[Dataset rows describing interfaces]
++++++

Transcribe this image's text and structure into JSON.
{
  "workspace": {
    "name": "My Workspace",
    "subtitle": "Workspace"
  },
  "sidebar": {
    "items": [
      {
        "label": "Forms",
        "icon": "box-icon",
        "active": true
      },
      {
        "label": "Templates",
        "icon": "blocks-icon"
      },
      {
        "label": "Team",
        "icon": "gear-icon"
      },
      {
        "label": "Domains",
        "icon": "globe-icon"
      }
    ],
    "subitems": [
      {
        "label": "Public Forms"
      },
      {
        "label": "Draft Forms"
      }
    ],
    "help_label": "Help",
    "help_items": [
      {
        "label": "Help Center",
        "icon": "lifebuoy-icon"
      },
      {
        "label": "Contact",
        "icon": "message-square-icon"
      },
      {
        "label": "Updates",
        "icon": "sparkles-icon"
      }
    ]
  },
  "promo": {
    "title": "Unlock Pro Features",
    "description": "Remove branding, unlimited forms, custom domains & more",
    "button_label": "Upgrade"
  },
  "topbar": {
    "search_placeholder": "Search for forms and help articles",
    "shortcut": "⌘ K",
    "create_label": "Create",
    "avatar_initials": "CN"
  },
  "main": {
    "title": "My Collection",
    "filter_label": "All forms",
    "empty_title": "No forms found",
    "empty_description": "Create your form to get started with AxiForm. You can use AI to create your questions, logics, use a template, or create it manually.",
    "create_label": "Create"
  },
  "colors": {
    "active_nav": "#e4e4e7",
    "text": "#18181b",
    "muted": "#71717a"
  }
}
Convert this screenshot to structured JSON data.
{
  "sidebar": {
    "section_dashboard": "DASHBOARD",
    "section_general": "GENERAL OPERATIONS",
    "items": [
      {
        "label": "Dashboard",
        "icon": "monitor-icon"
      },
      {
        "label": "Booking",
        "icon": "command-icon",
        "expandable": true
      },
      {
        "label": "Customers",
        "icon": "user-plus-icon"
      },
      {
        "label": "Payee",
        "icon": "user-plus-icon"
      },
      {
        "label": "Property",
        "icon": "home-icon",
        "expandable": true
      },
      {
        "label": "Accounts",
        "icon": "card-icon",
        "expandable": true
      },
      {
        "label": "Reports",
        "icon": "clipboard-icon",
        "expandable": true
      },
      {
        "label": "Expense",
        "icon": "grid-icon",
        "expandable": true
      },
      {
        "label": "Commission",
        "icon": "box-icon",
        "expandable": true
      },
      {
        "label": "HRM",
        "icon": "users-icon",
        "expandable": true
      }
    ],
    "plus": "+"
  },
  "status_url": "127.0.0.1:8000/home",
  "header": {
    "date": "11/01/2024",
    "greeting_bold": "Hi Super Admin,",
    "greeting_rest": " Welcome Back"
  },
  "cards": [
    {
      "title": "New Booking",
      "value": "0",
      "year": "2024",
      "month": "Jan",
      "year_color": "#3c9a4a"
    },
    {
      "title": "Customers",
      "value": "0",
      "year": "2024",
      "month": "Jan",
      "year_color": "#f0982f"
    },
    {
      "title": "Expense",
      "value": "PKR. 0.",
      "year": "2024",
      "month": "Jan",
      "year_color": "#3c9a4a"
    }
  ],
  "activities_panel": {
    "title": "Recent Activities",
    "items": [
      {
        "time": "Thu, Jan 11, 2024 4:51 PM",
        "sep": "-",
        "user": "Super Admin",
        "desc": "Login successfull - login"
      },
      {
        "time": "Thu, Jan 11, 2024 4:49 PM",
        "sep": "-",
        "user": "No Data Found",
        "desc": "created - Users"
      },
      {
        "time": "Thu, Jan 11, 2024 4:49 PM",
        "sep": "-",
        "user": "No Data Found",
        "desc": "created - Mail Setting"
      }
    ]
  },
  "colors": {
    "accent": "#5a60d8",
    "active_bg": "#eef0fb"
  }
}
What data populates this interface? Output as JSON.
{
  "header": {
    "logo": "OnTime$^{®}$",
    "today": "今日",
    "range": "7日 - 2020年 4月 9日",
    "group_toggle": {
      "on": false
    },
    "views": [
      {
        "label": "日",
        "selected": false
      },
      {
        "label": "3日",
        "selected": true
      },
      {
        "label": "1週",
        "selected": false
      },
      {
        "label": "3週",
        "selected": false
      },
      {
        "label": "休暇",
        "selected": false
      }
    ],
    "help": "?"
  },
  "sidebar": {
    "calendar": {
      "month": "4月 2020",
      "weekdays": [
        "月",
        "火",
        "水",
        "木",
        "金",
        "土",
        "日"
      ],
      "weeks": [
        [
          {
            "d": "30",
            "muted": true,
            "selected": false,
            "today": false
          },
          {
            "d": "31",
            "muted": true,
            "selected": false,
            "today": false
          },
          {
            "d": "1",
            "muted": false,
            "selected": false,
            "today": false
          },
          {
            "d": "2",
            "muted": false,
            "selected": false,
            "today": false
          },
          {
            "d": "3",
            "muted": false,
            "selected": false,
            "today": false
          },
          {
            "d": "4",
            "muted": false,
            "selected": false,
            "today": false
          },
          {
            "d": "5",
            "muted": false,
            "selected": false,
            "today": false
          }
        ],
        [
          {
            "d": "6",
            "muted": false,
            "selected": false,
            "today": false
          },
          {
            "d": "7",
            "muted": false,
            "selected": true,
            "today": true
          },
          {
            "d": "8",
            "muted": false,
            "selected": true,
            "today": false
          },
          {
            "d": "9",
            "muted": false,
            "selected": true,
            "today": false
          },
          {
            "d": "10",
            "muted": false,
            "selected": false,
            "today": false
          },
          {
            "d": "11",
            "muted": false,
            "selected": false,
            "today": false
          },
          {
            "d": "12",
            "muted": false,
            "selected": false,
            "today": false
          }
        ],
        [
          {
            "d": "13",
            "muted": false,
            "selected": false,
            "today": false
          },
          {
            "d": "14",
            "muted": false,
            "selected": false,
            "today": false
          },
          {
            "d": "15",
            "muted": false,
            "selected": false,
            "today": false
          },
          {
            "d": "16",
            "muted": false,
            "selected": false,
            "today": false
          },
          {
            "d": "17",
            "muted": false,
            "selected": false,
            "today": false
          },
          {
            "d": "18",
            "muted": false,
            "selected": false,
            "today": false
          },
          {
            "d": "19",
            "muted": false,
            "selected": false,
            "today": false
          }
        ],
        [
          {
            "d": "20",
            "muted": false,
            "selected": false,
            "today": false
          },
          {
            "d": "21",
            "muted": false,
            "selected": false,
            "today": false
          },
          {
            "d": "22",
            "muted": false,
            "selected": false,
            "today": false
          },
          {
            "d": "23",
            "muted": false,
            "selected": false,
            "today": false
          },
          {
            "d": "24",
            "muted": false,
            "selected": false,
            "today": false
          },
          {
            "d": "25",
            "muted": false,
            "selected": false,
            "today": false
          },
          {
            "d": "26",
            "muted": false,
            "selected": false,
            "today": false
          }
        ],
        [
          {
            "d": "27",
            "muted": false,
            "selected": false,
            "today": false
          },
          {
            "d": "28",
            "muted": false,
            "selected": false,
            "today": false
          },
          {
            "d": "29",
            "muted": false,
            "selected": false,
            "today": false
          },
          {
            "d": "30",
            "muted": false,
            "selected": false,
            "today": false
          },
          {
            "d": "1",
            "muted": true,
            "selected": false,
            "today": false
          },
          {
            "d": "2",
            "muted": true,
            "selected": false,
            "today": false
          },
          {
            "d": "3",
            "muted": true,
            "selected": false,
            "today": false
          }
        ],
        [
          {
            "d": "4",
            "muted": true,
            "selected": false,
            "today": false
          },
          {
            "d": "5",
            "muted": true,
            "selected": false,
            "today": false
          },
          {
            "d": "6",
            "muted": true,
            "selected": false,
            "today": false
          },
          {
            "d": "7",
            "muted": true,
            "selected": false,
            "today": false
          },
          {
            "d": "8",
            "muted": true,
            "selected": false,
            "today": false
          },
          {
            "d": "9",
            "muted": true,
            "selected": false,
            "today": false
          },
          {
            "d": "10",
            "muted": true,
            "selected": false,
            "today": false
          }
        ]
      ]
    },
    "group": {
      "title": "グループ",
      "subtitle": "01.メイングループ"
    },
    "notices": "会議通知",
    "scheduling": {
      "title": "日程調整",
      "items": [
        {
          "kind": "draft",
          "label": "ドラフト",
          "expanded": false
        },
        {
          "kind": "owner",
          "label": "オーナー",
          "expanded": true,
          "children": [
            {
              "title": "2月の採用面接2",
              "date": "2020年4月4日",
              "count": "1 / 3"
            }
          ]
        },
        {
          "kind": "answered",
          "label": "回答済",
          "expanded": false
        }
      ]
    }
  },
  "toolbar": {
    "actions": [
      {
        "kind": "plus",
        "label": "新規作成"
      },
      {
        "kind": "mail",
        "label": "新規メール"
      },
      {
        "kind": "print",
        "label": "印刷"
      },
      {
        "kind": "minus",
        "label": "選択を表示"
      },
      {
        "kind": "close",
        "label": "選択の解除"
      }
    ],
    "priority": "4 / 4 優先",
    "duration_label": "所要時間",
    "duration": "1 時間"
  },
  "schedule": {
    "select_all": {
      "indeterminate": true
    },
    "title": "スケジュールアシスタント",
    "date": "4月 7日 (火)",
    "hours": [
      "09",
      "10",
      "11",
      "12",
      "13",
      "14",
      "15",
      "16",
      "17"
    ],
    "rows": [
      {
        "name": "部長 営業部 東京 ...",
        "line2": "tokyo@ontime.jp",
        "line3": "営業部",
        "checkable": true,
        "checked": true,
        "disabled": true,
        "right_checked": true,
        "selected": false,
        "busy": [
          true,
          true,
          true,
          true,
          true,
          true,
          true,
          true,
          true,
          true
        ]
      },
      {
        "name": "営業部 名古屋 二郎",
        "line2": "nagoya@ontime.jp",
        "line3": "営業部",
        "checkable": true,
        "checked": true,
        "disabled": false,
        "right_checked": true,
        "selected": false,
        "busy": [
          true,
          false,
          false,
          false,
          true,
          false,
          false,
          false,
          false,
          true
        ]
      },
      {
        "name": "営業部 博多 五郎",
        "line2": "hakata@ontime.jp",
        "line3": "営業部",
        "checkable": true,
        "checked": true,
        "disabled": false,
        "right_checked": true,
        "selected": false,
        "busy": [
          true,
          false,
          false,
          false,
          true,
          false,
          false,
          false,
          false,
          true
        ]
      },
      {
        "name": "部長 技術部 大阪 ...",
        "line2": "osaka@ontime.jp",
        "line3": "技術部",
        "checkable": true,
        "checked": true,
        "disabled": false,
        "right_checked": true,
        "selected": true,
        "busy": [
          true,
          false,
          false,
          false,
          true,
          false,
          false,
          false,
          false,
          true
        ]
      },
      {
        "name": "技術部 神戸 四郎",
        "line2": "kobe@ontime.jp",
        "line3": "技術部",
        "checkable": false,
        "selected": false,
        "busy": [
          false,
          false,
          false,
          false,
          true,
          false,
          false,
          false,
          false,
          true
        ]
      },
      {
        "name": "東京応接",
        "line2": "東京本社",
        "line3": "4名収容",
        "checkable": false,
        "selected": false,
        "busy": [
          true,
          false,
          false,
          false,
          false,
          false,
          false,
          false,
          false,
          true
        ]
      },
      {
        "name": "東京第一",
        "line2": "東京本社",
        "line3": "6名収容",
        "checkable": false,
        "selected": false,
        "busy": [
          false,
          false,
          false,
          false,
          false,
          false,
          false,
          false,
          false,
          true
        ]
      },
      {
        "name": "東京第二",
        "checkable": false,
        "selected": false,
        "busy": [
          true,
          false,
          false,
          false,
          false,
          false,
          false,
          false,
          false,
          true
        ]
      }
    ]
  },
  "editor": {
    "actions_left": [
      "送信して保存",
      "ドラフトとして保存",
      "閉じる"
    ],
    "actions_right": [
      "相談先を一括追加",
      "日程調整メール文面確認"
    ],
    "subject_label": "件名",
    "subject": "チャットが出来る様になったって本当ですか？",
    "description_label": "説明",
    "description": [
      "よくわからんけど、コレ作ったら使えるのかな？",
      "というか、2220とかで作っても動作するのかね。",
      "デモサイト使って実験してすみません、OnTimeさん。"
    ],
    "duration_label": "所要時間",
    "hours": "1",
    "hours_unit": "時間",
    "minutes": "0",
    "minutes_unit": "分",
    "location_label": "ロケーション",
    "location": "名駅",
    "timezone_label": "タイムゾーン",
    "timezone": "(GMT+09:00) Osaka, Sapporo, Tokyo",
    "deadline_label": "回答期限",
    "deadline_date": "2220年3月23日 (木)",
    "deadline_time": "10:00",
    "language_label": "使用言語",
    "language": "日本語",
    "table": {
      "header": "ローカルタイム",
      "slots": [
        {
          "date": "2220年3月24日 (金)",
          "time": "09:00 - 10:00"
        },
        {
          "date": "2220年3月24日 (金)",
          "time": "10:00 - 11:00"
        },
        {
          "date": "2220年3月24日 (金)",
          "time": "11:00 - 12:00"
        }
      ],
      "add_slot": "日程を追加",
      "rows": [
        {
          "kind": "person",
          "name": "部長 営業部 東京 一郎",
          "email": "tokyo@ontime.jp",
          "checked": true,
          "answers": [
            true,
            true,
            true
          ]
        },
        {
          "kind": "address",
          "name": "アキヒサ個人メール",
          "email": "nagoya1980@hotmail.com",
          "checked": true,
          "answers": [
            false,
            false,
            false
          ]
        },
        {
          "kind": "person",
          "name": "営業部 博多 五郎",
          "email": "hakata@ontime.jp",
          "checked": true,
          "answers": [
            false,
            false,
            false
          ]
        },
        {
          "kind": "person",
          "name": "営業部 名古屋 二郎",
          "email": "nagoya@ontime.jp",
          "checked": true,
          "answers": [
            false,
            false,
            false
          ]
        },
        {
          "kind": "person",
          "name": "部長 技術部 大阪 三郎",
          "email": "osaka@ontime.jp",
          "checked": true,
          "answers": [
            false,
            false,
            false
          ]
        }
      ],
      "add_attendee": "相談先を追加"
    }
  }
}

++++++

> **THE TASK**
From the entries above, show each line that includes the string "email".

> **WORKED SOLUTION**
          "email": "tokyo@ontime.jp",
          "email": "nagoya1980@hotmail.com",
          "email": "hakata@ontime.jp",
          "email": "nagoya@ontime.jp",
          "email": "osaka@ontime.jp",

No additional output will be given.